#### [TASK STATEMENT]
Each record below is to be copied word for word, with pictures removed.

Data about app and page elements

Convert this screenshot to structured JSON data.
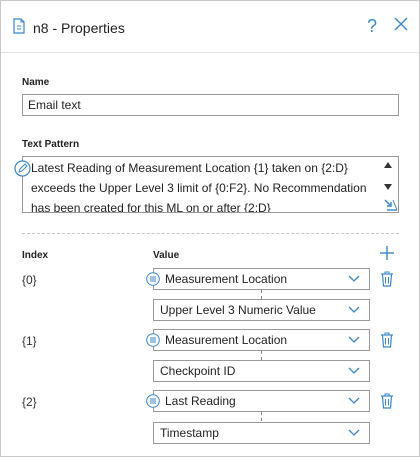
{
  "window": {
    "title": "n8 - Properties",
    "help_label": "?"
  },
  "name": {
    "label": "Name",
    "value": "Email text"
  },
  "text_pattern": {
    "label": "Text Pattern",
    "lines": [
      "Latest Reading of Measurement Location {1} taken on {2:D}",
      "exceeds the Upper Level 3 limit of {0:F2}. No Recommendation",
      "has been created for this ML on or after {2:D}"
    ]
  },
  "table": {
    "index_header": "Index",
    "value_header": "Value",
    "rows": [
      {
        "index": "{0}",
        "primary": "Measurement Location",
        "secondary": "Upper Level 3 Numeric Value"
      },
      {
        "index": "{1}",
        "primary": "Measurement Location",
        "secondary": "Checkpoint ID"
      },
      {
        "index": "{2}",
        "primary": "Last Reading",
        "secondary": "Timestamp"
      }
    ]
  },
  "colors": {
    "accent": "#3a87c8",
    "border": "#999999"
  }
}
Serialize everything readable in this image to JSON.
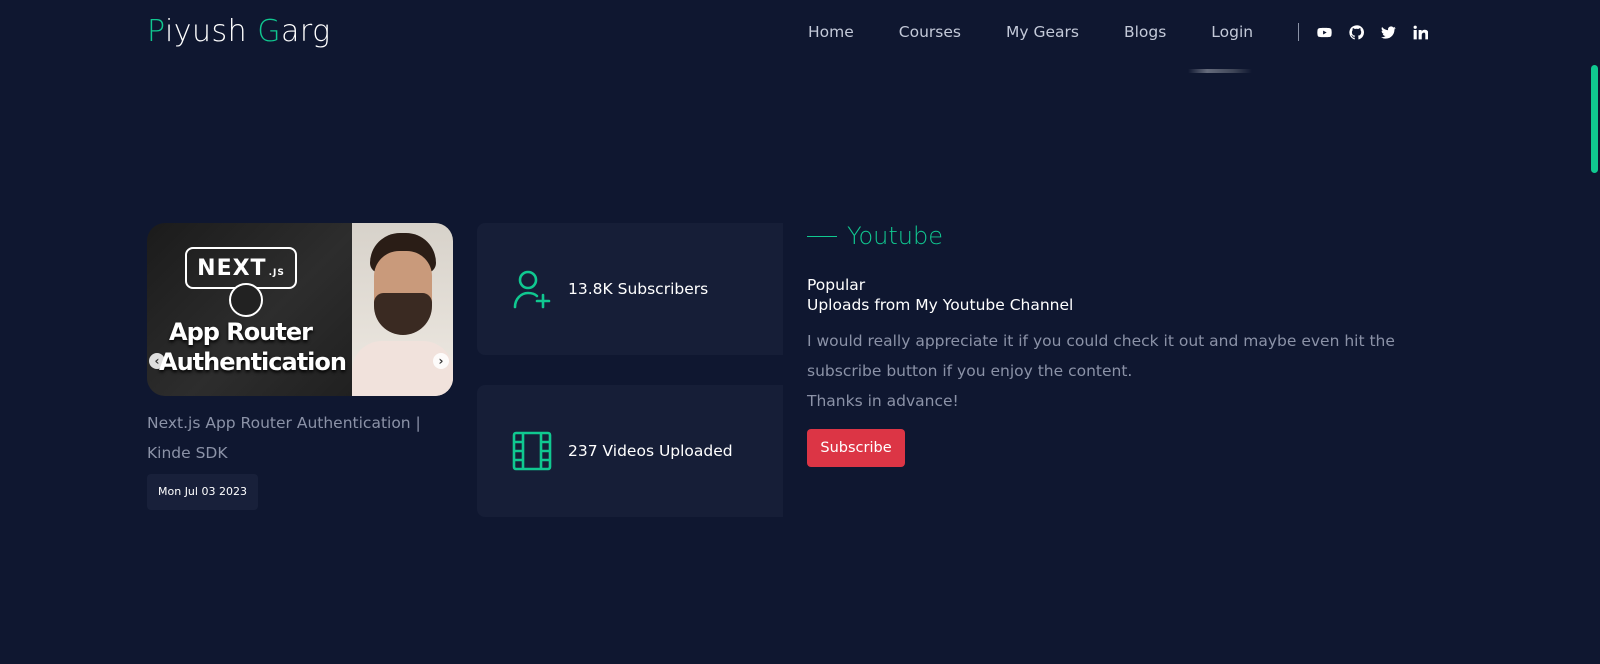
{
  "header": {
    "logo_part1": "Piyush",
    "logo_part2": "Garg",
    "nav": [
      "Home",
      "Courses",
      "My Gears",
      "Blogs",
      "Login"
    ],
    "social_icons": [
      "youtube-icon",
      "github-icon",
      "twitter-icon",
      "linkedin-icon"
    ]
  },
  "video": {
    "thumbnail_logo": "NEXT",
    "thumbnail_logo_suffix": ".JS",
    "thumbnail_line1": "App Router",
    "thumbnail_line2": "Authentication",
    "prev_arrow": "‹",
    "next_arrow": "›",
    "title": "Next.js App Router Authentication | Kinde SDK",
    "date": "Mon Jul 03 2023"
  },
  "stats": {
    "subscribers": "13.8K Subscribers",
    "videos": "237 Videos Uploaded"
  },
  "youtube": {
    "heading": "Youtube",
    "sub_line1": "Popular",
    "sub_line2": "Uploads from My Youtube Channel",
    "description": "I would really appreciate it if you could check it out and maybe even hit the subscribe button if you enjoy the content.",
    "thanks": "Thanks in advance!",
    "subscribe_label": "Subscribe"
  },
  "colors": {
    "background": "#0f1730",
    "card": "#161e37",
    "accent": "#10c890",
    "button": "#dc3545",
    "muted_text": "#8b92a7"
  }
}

#### [RESPONSE TO THE TASK]
Convert this screenshot to structured JSON data.
{
  "window": {
    "title": "n8 - Properties",
    "help_label": "?"
  },
  "name": {
    "label": "Name",
    "value": "Email text"
  },
  "text_pattern": {
    "label": "Text Pattern",
    "lines": [
      "Latest Reading of Measurement Location {1} taken on {2:D}",
      "exceeds the Upper Level 3 limit of {0:F2}. No Recommendation",
      "has been created for this ML on or after {2:D}"
    ]
  },
  "table": {
    "index_header": "Index",
    "value_header": "Value",
    "rows": [
      {
        "index": "{0}",
        "primary": "Measurement Location",
        "secondary": "Upper Level 3 Numeric Value"
      },
      {
        "index": "{1}",
        "primary": "Measurement Location",
        "secondary": "Checkpoint ID"
      },
      {
        "index": "{2}",
        "primary": "Last Reading",
        "secondary": "Timestamp"
      }
    ]
  },
  "colors": {
    "accent": "#3a87c8",
    "border": "#999999"
  }
}
Serialize everything readable in this image to JSON.
{
  "header": {
    "logo_part1": "Piyush",
    "logo_part2": "Garg",
    "nav": [
      "Home",
      "Courses",
      "My Gears",
      "Blogs",
      "Login"
    ],
    "social_icons": [
      "youtube-icon",
      "github-icon",
      "twitter-icon",
      "linkedin-icon"
    ]
  },
  "video": {
    "thumbnail_logo": "NEXT",
    "thumbnail_logo_suffix": ".JS",
    "thumbnail_line1": "App Router",
    "thumbnail_line2": "Authentication",
    "prev_arrow": "‹",
    "next_arrow": "›",
    "title": "Next.js App Router Authentication | Kinde SDK",
    "date": "Mon Jul 03 2023"
  },
  "stats": {
    "subscribers": "13.8K Subscribers",
    "videos": "237 Videos Uploaded"
  },
  "youtube": {
    "heading": "Youtube",
    "sub_line1": "Popular",
    "sub_line2": "Uploads from My Youtube Channel",
    "description": "I would really appreciate it if you could check it out and maybe even hit the subscribe button if you enjoy the content.",
    "thanks": "Thanks in advance!",
    "subscribe_label": "Subscribe"
  },
  "colors": {
    "background": "#0f1730",
    "card": "#161e37",
    "accent": "#10c890",
    "button": "#dc3545",
    "muted_text": "#8b92a7"
  }
}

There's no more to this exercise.